Despite the protester's arguments to the contrary, we have often held in cases such as this that a significant change in the agency's requirements- - we consider a 28 percent reduction to be significant-- or even a potential for cost savings constitute legitimate grounds for canceling a negotiated solicitation. Gradwell Co., Inc., B-230986, July 7, 1988, 88-2 CPD Para. 19; The Big Picture Co., B-224112.2, Mar. 2, 1987, 87-1 CPD Para. 252. In this case, we think that in view of all the factors set forth above, the contracting officer exercised his discretion reasonably in deciding to cancel the RFP and to resolicit the requirement in a reduced form and under a changed format. Cantu insists, however, that considering the substantial investment made by the offerors under the original solicitation the cancellation just cannot be deemed reasonable. While it is indeed unfortunate that Cantu and other offerors may have incurred costs in pursuing the award under the original solicitation, this fact has no bearing on the propriety of the cancellation. Environmental Tectonics Corp., B-224770, Nov. 19, 1986, 86-2 CPD Para 591.
Cantu also argues that the new solicitation should not have been issued as a small business set-aside. While eligible as a small business under the original solicitation, a small business set-aside, Cantu has since lost its small business size status because of its economic growth, and is therefore precluded from participating in the new competition. Cantu bases its argument on Federal Acquisition Regulation (FAR) Sec. 15.606(b)(4) which requires that upon issuance of a new solicitation, "the new solicitation shall be issued to all firms originally solicited ..." Cantu argues that because the Army was required to "issue" it a solicitation, the Army also was required to allow it to participate. this regard, the protester states that since as a large business it cannot compete under the current solicitation, the set aside must be withdrawn and the solicitation reissued on an unrestricted basis.
The cited regulation, in our view, is intended only to require that all offerors who were originally solicited are in fact provided with a copy of the new solicitation.
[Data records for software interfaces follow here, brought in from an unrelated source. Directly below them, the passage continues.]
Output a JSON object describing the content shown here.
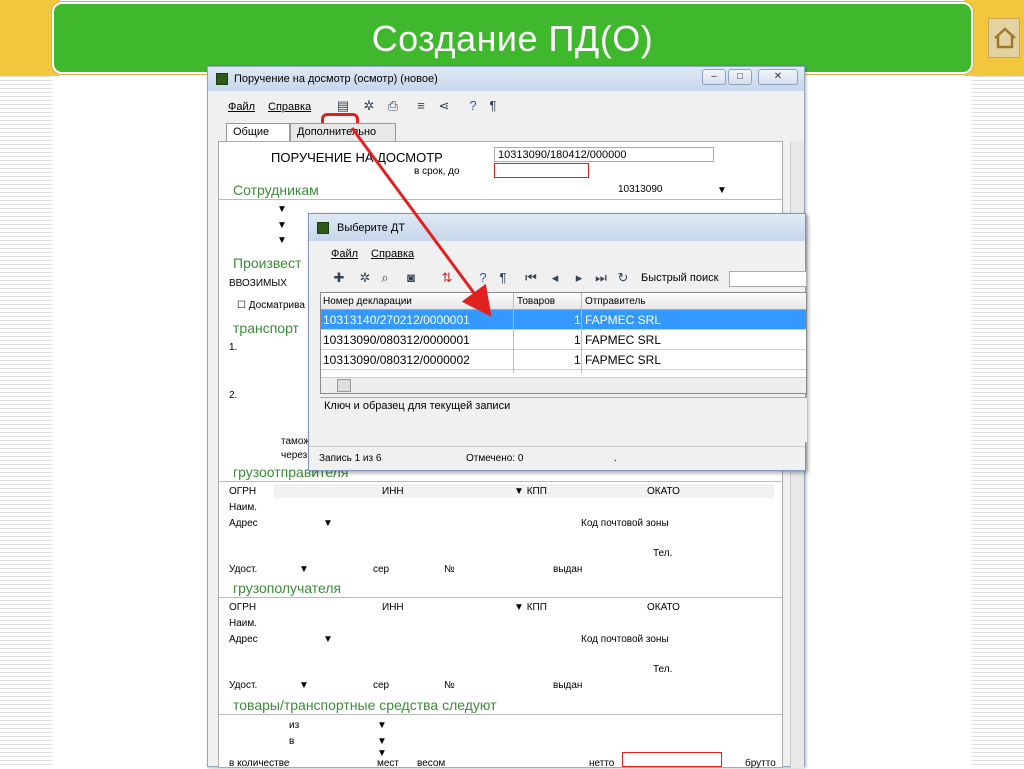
{
  "slide": {
    "title": "Создание ПД(О)"
  },
  "win": {
    "title": "Поручение на досмотр (осмотр) (новое)",
    "menu_file": "Файл",
    "menu_help": "Справка",
    "tab_general": "Общие",
    "tab_extra": "Дополнительно",
    "form_title": "ПОРУЧЕНИЕ НА ДОСМОТР",
    "form_number": "10313090/180412/000000",
    "deadline_label": "в срок, до",
    "sec_staff": "Сотрудникам",
    "staff_code": "10313090",
    "sec_produce": "Произвест",
    "produce_value": "ВВОЗИМЫХ",
    "inspect_check": "Досматрива",
    "sec_transport": "транспорт",
    "row1": "1.",
    "row2": "2.",
    "customs": "тамож",
    "through": "через",
    "sec_shipper": "грузоотправителя",
    "sec_consignee": "грузополучателя",
    "ogrn": "ОГРН",
    "inn": "ИНН",
    "kpp": "КПП",
    "okato": "ОКАТО",
    "name": "Наим.",
    "address": "Адрес",
    "postal": "Код почтовой зоны",
    "tel": "Тел.",
    "id_doc": "Удост.",
    "series": "сер",
    "num": "№",
    "issued": "выдан",
    "sec_goods": "товары/транспортные средства следуют",
    "from": "из",
    "to": "в",
    "qty": "в количестве",
    "places": "мест",
    "weight": "весом",
    "net": "нетто",
    "gross": "брутто"
  },
  "dlg": {
    "title": "Выберите ДТ",
    "menu_file": "Файл",
    "menu_help": "Справка",
    "quick_search": "Быстрый поиск",
    "columns": [
      "Номер декларации",
      "Товаров",
      "Отправитель"
    ],
    "rows": [
      [
        "10313140/270212/0000001",
        "1",
        "FAPMEC SRL"
      ],
      [
        "10313090/080312/0000001",
        "1",
        "FAPMEC SRL"
      ],
      [
        "10313090/080312/0000002",
        "1",
        "FAPMEC SRL"
      ]
    ],
    "key_panel": "Ключ и образец для текущей записи",
    "record": "Запись 1 из 6",
    "marked": "Отмечено: 0",
    "dot": "."
  },
  "colors": {
    "banner": "#3fb82e",
    "accent_red": "#e0211f",
    "selection": "#3399ff",
    "section_green": "#3b8b37"
  }
}
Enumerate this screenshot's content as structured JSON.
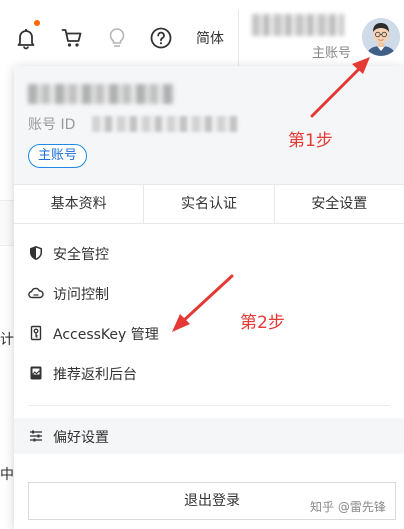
{
  "topbar": {
    "lang_label": "简体",
    "account_role": "主账号",
    "icons": [
      "bell-icon",
      "cart-icon",
      "lightbulb-icon",
      "help-icon"
    ],
    "notification_dot_color": "#ff6a00"
  },
  "left_page": {
    "fragment_1": "计",
    "fragment_2": "中"
  },
  "panel": {
    "account_id_label": "账号 ID",
    "role_badge": "主账号",
    "tabs": [
      "基本资料",
      "实名认证",
      "安全设置"
    ],
    "menu": [
      {
        "label": "安全管控",
        "icon": "shield-icon"
      },
      {
        "label": "访问控制",
        "icon": "cloud-icon"
      },
      {
        "label": "AccessKey 管理",
        "icon": "key-icon"
      },
      {
        "label": "推荐返利后台",
        "icon": "referral-icon"
      }
    ],
    "preferences": {
      "label": "偏好设置",
      "icon": "sliders-icon"
    },
    "logout_label": "退出登录"
  },
  "annotations": {
    "step1": "第1步",
    "step2": "第2步",
    "color": "#e53935"
  },
  "watermark": "知乎 @雷先锋",
  "colors": {
    "accent_blue": "#1e6fd9",
    "panel_header_bg": "#f5f6f8"
  }
}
This regulation cannot be construed as requiring the size eligibility of a particular bidder to dictate whether a resolicitation is restricted or not. Whether a particular solicitation should be set aside for small business is governed by FAR Sec. 19.502-2, which requires that a solicitation be set aside for small business if there is a reasonable expectation that offers will be obtained from at least two responsible small businesses at reasonable prices. The protester does not argue nor does the record show that the set-aside was inconsistent with FAR Sec. 19.502-2.
Cantu finally argues that it should be reimbursed for its proposal preparation costs. Since we have found the cancellation proper, Cantu's claim for reimbursement of its proposal preparation costs is denied. Bid Protest Regulations, 4 C.F.R. Sec. 21.6(d), (e) (1988); American Technical Communications, B-230827, July 15, 1988, 88-2 CPD Para. 56.
The protest and the claim are denied.